## DATA RECORDS
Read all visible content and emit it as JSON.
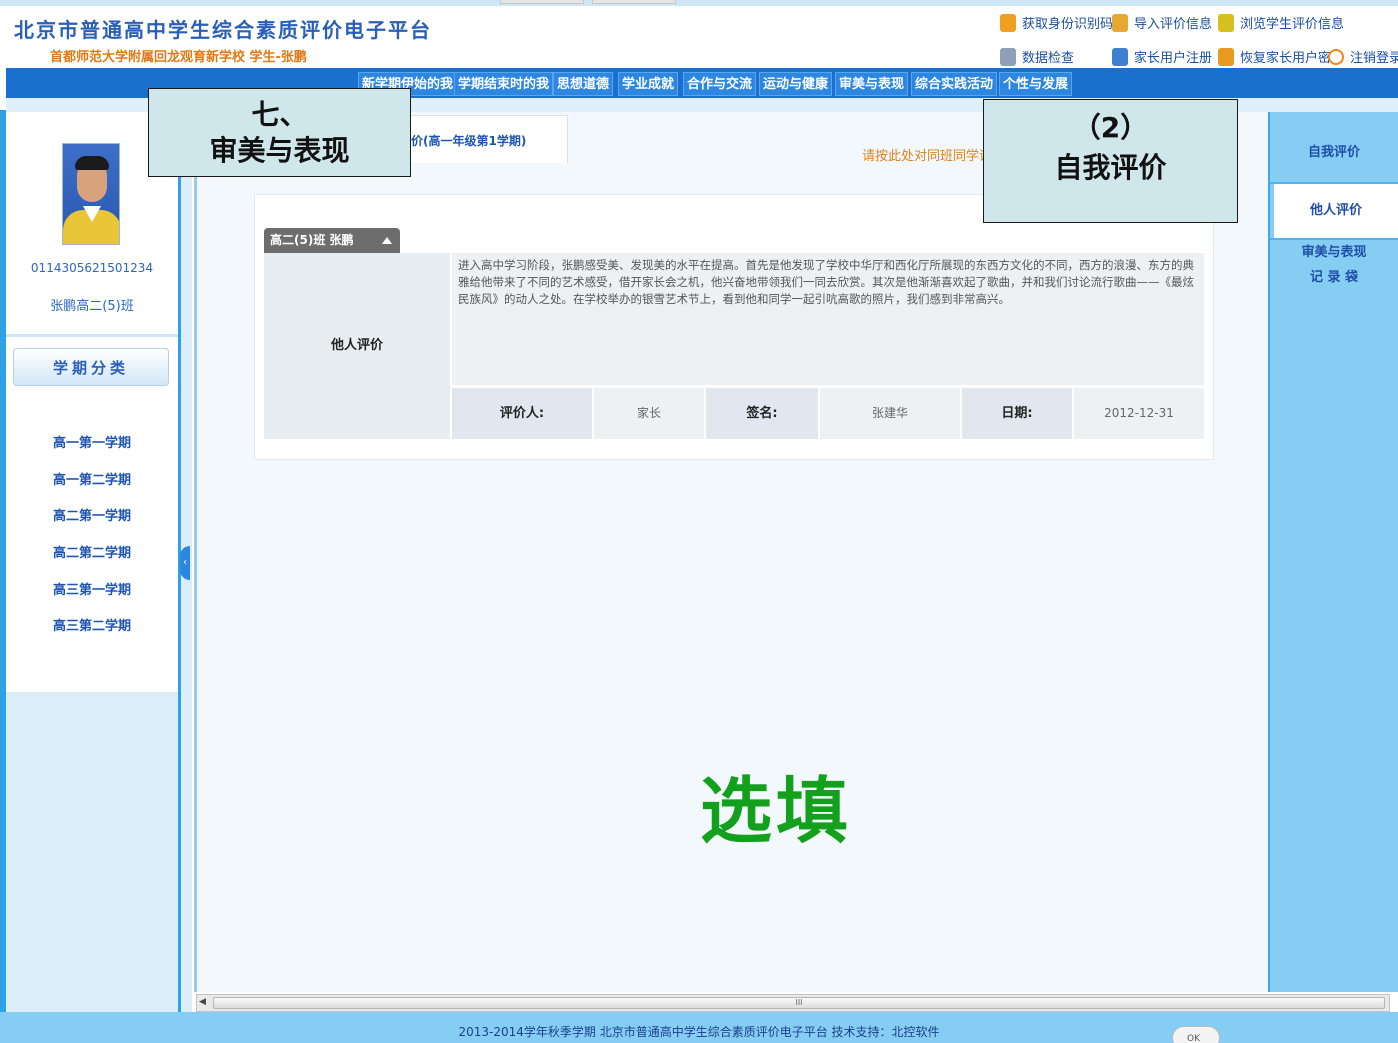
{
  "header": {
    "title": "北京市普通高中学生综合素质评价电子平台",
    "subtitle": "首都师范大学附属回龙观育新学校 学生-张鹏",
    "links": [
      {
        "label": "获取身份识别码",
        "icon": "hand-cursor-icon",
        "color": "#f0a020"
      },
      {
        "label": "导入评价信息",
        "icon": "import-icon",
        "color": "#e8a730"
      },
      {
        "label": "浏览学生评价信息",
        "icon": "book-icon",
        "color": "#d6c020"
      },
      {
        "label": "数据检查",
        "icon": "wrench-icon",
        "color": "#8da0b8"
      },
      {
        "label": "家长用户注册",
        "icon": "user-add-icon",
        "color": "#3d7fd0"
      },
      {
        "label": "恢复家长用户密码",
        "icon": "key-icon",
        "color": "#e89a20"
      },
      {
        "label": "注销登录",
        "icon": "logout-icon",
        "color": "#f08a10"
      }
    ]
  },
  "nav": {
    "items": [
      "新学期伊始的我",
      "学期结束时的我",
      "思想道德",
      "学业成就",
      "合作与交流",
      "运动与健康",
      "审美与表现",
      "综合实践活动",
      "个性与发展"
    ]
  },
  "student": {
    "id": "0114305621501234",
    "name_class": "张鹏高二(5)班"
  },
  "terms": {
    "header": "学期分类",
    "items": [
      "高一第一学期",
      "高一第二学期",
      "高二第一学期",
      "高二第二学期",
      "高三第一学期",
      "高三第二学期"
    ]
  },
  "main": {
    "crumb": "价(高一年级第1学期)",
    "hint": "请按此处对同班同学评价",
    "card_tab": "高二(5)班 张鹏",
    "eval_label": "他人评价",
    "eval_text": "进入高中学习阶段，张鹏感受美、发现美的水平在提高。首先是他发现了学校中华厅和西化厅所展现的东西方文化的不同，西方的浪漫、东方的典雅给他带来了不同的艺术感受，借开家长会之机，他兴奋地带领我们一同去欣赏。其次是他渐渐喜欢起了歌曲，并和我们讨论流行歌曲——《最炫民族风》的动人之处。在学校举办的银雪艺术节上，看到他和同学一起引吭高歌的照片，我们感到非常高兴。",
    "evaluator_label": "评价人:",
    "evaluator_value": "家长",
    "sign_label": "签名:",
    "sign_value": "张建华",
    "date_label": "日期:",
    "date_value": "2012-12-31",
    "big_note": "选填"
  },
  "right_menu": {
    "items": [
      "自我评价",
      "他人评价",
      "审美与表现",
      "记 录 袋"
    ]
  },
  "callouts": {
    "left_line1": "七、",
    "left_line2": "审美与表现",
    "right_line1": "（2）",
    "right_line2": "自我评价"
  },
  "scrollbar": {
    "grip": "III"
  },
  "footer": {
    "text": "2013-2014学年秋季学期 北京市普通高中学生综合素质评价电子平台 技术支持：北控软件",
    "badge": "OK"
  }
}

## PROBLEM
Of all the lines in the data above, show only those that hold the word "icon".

## YOUR SOLUTION
        "icon": "hand-cursor-icon",
        "icon": "import-icon",
        "icon": "book-icon",
        "icon": "wrench-icon",
        "icon": "user-add-icon",
        "icon": "key-icon",
        "icon": "logout-icon",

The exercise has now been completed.